At Belize, we booked the “Lamanai & the New River Safari.” This was an all-day excursion that included lunch. The guide we had (“Mario”) was excellent. He went the extra mile to keep everyone informed about all the details along the way. You take a bus about 50 miles inland to the New River, get on a motor launch and go up the river. Mario captained the boat and did an excellent job of spotting and pointing out wildlife along the way. We had lunch when we got to the boat landing by the ruins, and it was very tasty food prepared by local people. We really enjoyed lunch. After lunch we walked to the ruins, which are very interesting in many ways. I won’t tell you about them here. If you go, hopefully you’ll have Mario, and he’ll explain all.
The ship docked at Cozumel most of the day and we got off for a while and walked through the shopping area (tourist trap) around the dock, but didn’t buy much. My wife bought a $2 onyx dolphin and I bought a $5 bottle of rum. The rest of the day we spent on the ship and enjoyed relative quiet. We actually were able to swim in the pool—my wife was the only one in the pool for a while, and I think there was only about a dozen people on the whole pool deck.

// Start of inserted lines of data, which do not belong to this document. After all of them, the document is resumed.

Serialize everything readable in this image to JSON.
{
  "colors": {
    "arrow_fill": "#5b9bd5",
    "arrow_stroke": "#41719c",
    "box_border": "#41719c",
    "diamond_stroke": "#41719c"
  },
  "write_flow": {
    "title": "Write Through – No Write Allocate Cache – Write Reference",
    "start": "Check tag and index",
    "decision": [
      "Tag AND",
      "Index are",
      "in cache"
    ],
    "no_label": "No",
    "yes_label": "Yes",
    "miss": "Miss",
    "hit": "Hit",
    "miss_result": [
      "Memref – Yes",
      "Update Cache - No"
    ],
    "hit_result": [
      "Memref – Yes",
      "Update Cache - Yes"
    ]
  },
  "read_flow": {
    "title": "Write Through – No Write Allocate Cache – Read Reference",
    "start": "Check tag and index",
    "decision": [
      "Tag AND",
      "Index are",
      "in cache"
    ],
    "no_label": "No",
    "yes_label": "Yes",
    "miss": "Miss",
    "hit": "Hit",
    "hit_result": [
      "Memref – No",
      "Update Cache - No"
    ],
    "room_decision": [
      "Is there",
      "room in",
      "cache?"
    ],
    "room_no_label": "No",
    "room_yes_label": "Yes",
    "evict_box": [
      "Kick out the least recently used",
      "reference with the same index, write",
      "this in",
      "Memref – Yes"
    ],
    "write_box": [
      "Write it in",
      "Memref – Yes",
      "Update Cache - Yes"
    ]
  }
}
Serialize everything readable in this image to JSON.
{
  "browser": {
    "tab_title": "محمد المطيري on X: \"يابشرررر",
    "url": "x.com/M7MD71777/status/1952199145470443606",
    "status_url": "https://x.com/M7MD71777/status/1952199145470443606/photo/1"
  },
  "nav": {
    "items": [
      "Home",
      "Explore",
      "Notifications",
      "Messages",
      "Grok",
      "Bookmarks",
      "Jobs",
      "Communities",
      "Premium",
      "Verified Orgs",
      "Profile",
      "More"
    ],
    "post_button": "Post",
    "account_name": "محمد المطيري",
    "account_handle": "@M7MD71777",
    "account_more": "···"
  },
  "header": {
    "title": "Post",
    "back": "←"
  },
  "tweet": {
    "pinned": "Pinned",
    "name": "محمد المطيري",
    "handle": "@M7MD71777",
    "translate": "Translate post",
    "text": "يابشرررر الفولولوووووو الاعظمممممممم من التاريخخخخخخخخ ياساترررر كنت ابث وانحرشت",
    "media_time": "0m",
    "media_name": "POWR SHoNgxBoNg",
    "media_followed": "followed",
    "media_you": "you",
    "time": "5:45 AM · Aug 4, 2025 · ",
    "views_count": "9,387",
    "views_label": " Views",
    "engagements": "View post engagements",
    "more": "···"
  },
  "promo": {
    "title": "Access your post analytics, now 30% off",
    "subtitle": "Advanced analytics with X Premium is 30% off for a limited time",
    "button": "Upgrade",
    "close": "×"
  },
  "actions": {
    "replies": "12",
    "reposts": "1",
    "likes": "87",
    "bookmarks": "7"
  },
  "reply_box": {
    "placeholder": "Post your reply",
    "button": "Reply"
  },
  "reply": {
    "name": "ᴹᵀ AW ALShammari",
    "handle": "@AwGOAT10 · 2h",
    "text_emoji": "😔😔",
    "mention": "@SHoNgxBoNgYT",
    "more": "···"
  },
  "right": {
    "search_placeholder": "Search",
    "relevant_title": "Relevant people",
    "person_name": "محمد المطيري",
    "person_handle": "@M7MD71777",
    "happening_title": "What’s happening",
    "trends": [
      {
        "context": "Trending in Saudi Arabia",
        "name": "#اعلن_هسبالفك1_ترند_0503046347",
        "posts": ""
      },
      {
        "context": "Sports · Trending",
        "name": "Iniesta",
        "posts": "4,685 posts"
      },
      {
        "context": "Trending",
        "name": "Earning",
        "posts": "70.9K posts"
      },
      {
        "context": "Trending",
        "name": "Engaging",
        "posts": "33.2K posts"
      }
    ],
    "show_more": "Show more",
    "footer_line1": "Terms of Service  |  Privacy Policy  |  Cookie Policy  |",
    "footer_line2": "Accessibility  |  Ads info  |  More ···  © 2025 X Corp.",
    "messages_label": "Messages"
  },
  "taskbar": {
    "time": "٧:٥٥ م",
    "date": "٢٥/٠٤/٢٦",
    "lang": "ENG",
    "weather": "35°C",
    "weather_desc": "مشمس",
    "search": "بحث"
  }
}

Getting off the ship took longer than getting on the ship, but it was pretty well organized and I can’t complain. Any delay was caused by customs officers, which obviously is not with the control of NCL. Luggage was picked up promptly in the evening the night before returning, it was there where they said it would be, we got off the ship within 10 minutes of when we were scheduled to do so, the transportation to the Miami airport went smoothly. We had booked 3:15 pm flights, but were at the airport by 11:15, so we had a long wait. In the future I’d book a flight around 1:00 pm
In summary, we enjoyed it very much and thought we really got our money’s worth. We were pleased with the quality of food, the quality of the stateroom, and the level of service. My overall impression is that the ship is well organized and run. Even thought there were 2200 passengers on the cruise (about 700 of which were children) and 900 crew, only once or twice did I feel “crowded.” We did avoid the pool area, which was generally packed from 10 am until dinner time, except on port days. Only on occasion did we see kids running about unsupervised. Our stateroom was always quiet during the day and generally at night (with the exception of the music from the Observation Lounge noted earlier).
I have a feeling we may have been spoiled having our first cruise on this ship. I suppose if we paid twice as much, we might find even better quality, but I was very satisfied with the whole experience and am now starting to shop around for my next cruise.